Some countries — and U.S. states — are shifting their focus away from stay-at-home measures and toward fixing ravaged economies. But some worry that prematurely lifting restrictions could spark a resurgence in coronavirus infections. For many it’s the most agonizing of delicate balancing acts imaginable.
Perhaps less so in Georgia, where reopening is set to continue apace with restaurants and movie theaters, as more restrictions against the coronavirus are loosened in the big U.S. southern state. An earlier easing saw many establishments gratefully opened their doors after a monthlong closure, but others didn’t feel ready yet and remained shuttered. A similar mixed response is expected from the businesses allowed to reopen today.
Here are some of AP’s top stories Monday on the world’s coronavirus pandemic.
WHAT’S HAPPENING TODAY:
— The Trump administration is reviewing new federal plans designed to guide restaurants, schools, churches and others as states look to gradually lift their coronavirus restrictions.
— Stocks around the world rose as governments prepare to gradually lift restrictions they imposed on businesses to slow the sweep of the coronavirus pandemic.
— Americans’ support for mail-in voting has jumped amid concerns about the safety of polling places during the coronavirus pandemic, but a wide partisan divide suggests President Donald Trump’s public campaign against vote by mail may be resonating with his Republican backers.
— Scattered anti-government protests broke out in several parts of Lebanon amid a crash in the local currency and a surge in food prices, leading to road closures that prevented medical teams from setting out from Beirut to conduct coronavirus tests across the country.
— The historic crash in oil prices in the wake of the coronavirus pandemic is reverberating across the Middle East as crude-dependent countries scramble to offset losses from a key source of state revenue.
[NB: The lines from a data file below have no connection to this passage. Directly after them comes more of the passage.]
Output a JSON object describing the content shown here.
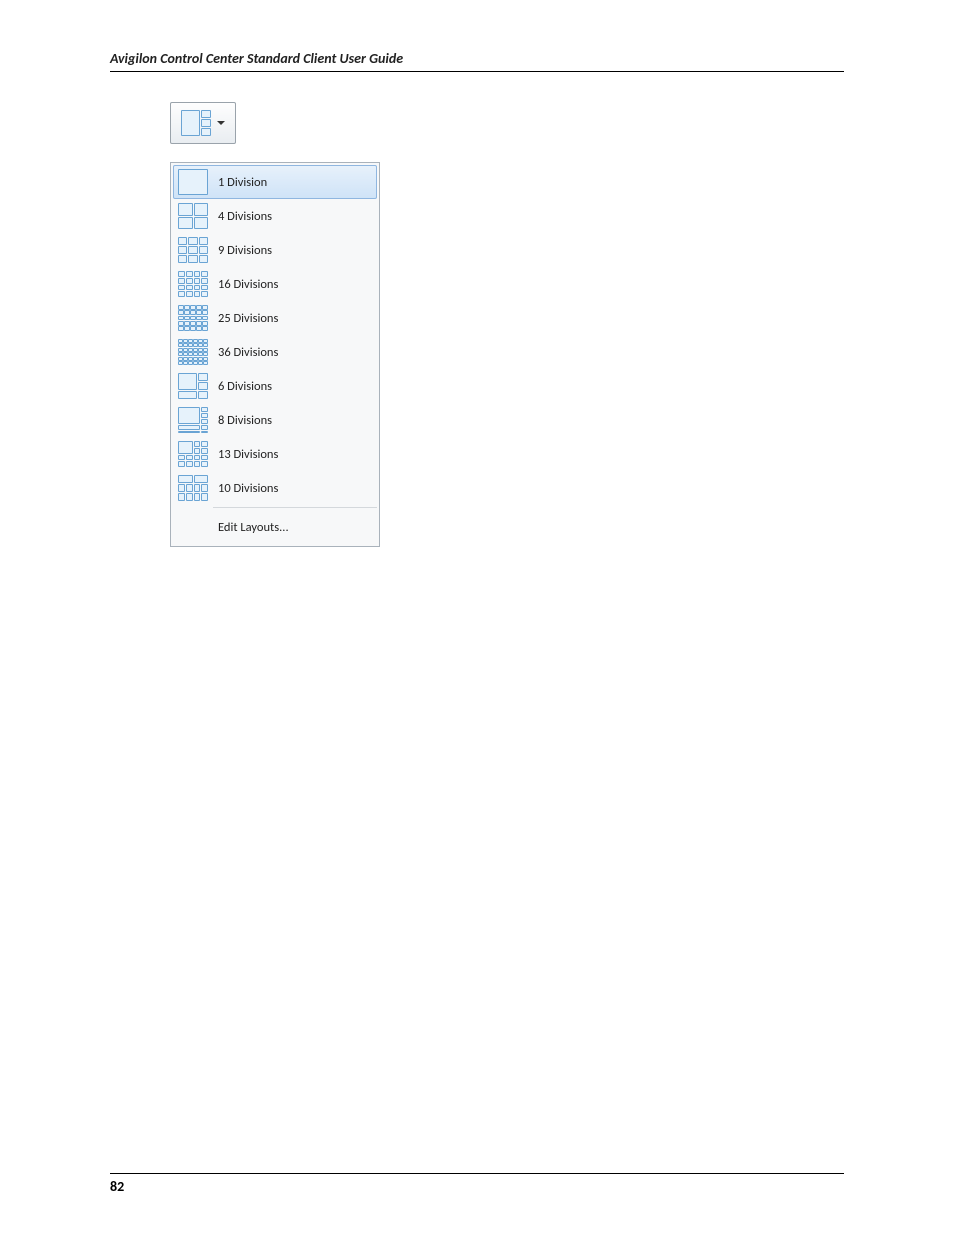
{
  "doc": {
    "header_title": "Avigilon Control Center Standard Client User Guide",
    "page_number": "82"
  },
  "dropdown": {
    "items": [
      {
        "label": "1 Division",
        "selected": true,
        "icon": "g1",
        "cells": 1
      },
      {
        "label": "4 Divisions",
        "selected": false,
        "icon": "g4",
        "cells": 4
      },
      {
        "label": "9 Divisions",
        "selected": false,
        "icon": "g9",
        "cells": 9
      },
      {
        "label": "16 Divisions",
        "selected": false,
        "icon": "g16",
        "cells": 16
      },
      {
        "label": "25 Divisions",
        "selected": false,
        "icon": "g25",
        "cells": 25
      },
      {
        "label": "36 Divisions",
        "selected": false,
        "icon": "g36",
        "cells": 36
      },
      {
        "label": "6 Divisions",
        "selected": false,
        "icon": "g6",
        "cells": 5
      },
      {
        "label": "8 Divisions",
        "selected": false,
        "icon": "g8",
        "cells": 8
      },
      {
        "label": "13 Divisions",
        "selected": false,
        "icon": "g13",
        "cells": 13
      },
      {
        "label": "10 Divisions",
        "selected": false,
        "icon": "g10",
        "cells": 10
      }
    ],
    "edit_label": "Edit Layouts..."
  }
}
The economies of all the Arab Gulf oil exporters are expected to contract this year.
— The spreading specter of the new coronavirus is shaking Latin America’s notoriously overcrowded, unruly prisons, threatening to turn them into an inferno.
WHAT YOU NEED TO KNOW:
For most people, the coronavirus causes mild or moderate symptoms, such as fever and cough that clear up in two to three weeks. For some, especially older adults and people with existing health problems, it can cause more severe illness, including pneumonia and death. The vast majority of people recover.
Here are the symptoms of the virus compared with the common flu.
One of the best ways to prevent spread of the virus is washing your hands with soap and water. The U.S. Centers for Disease Control and Prevention recommends first washing with warm or cold water and then lathering soap for 20 seconds to get it on the backs of hands, between fingers and under fingernails before rinsing off.
You should wash your phone, too. Here’s how.
TRACKING THE VIRUS: Drill down and zoom in at the individual county level, and you can access numbers that will show you the situation where you are, and where loved ones or people you’re worried about live.
— 0: The number of hospitalized patients in Wuhan, the city at the center of China’s coronavirus outbreak, after the last 12 were discharged Sunday.
IN OTHER NEWS:
— BIRTHDAY PARADE — A fire truck blared its sirens, police cruisers flashed lights and dozens of families in cars decorated with balloons honked horns, raised signs and yelled: “Happy Birthday, Jessiah!” None of them knew him but they were all there for him on his special day.
— VIRTUAL PROMS — High schoolers undefeated by the coronavirus lockdowns are heading online for isolation proms.
- ‘It’s actually happening’: Two Kansas City area gymnasts ready to take on Olympic Trials
- Japan plans to ease coronavirus state of emergency amid final preparations for Tokyo Olympics
- Newsfeed Now: Video shows corrections officer’s role in inmate’s assault; Family welcomes 3rd child with same birthday
- Backing up the talk: Outspoken King wins at US swim trials
- Elon Musk selling his ‘last remaining house’ in San Francisco